Unlike cooked green sauce, this raw version doesn’t have a whiff of cumin or toasted garlic’s richness so popular in central/northern Mexican states — it’s all about bright green herbal freshness.
Fresh Tomatillo Table Salsa
Just about any Mexican food tastes better with a squirt of lime juice. Uncooked Fresh Tomatillo Table Salsa works the same way because of tomatillo’s innate citrus tang.
Makes about 1 cup
8 green tomatillos, ranging in size from pingpong balls to golf balls
1 medium (3 inches) white onion
2 green jalapeño chiles
½ cup coarsely chopped cilantro
¼ cup coarsely chopped mint leaves
1 teaspoon sugar (or more depending on taste)
½ teaspoon sea or kosher salt (or more depending on taste)
1. Remove and discard the papery husks from the tomatillos and rinse off any soil stuck to the naturally sticky fruit. Cut each tomatillo in half and put in a blender jar.
2. Peel and cut the onion into large chunks. Stem one chile and coarsely chop (include half to all the seeds depending on how spicy you like salsas). Add both to the blender with the cilantro, mint, sugar and salt. Purée until smooth and foamy, scraping down the blender sides if necessary, at least 30 seconds and up to 1 minute.
3. Adjust the salt and sweetness to your taste.
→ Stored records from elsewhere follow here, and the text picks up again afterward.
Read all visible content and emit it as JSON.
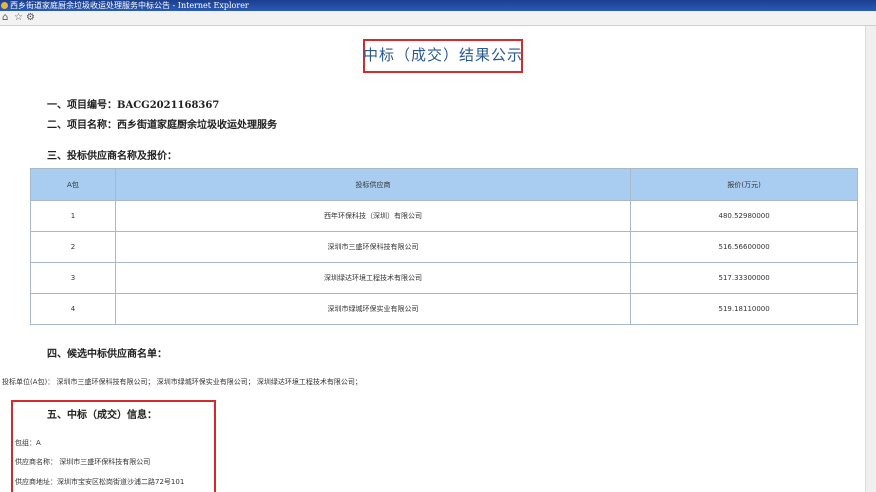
{
  "window": {
    "title": "西乡街道家庭厨余垃圾收运处理服务中标公告 - Internet Explorer"
  },
  "nav": {
    "home_icon": "⌂",
    "star_icon": "☆",
    "gear_icon": "⚙"
  },
  "page": {
    "title": "中标（成交）结果公示",
    "project_no": "一、项目编号：BACG2021168367",
    "project_name": "二、项目名称：西乡街道家庭厨余垃圾收运处理服务",
    "bidders_heading": "三、投标供应商名称及报价：",
    "table": {
      "headers": [
        "A包",
        "投标供应商",
        "报价(万元)"
      ],
      "rows": [
        [
          "1",
          "西年环保科技（深圳）有限公司",
          "480.52980000"
        ],
        [
          "2",
          "深圳市三盛环保科技有限公司",
          "516.56600000"
        ],
        [
          "3",
          "深圳绿达环境工程技术有限公司",
          "517.33300000"
        ],
        [
          "4",
          "深圳市绿城环保实业有限公司",
          "519.18110000"
        ]
      ]
    },
    "candidates_heading": "四、候选中标供应商名单：",
    "candidates_text": "投标单位(A包)： 深圳市三盛环保科技有限公司； 深圳市绿城环保实业有限公司； 深圳绿达环境工程技术有限公司；",
    "award_heading": "五、中标（成交）信息：",
    "award_package": "包组：A",
    "award_supplier": "供应商名称： 深圳市三盛环保科技有限公司",
    "award_address": "供应商地址：深圳市宝安区松岗街道沙浦二路72号101"
  }
}
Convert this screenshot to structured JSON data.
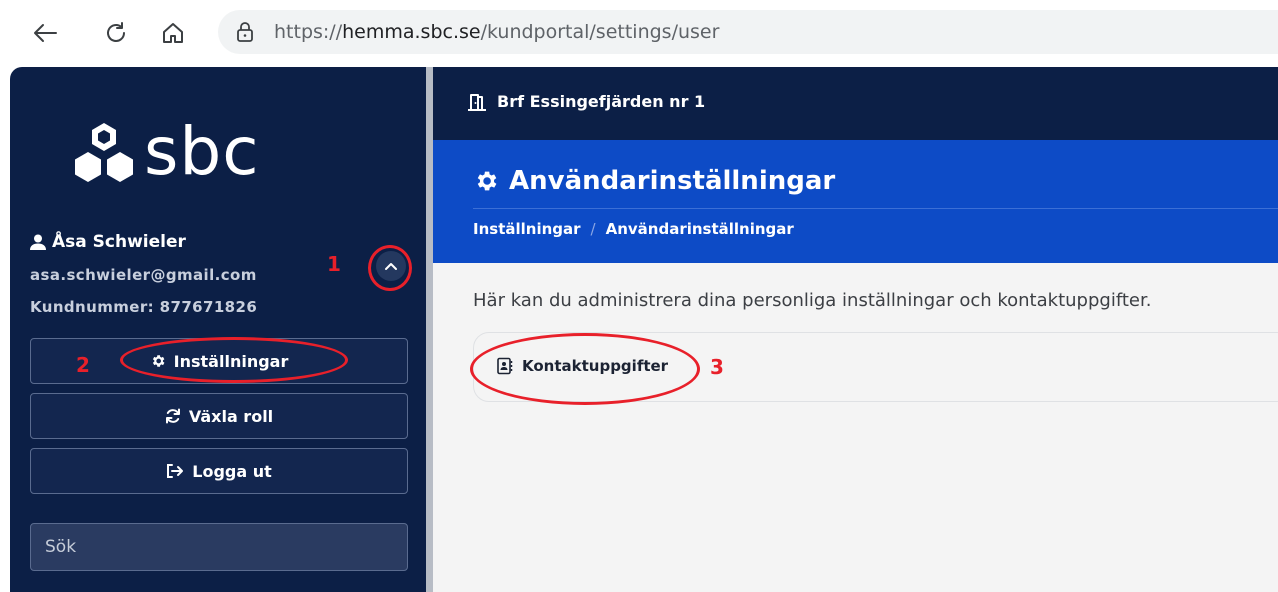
{
  "browser": {
    "url_prefix": "https://",
    "url_host": "hemma.sbc.se",
    "url_path": "/kundportal/settings/user"
  },
  "sidebar": {
    "logo_text": "sbc",
    "user_name": "Åsa Schwieler",
    "user_email": "asa.schwieler@gmail.com",
    "customer_number": "Kundnummer: 877671826",
    "buttons": {
      "settings": "Inställningar",
      "switch_role": "Växla roll",
      "logout": "Logga ut"
    },
    "search_placeholder": "Sök"
  },
  "topbar": {
    "organization": "Brf Essingefjärden nr 1"
  },
  "hero": {
    "title": "Användarinställningar",
    "breadcrumb": [
      "Inställningar",
      "/",
      "Användarinställningar"
    ]
  },
  "main": {
    "description": "Här kan du administrera dina personliga inställningar och kontaktuppgifter.",
    "card_link": "Kontaktuppgifter"
  },
  "annotations": [
    "1",
    "2",
    "3"
  ],
  "colors": {
    "sidebar_bg": "#0c1f46",
    "hero_bg": "#0d4bc6",
    "annotation": "#e8202a"
  }
}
If you like spicy table salsa (Mexican table salsa should be spicy!), this is the time to add more finely chopped chile and re-blend another 30 seconds.
4. Serve immediately at room temperature while the salsa is a fresh, citrusy masterpiece.
Top photo: Tiny purple-tinged tomatillos at the Sunday market in Tlacolula, Oaxaca, Mexico. Credit: Nancy Zaslavsky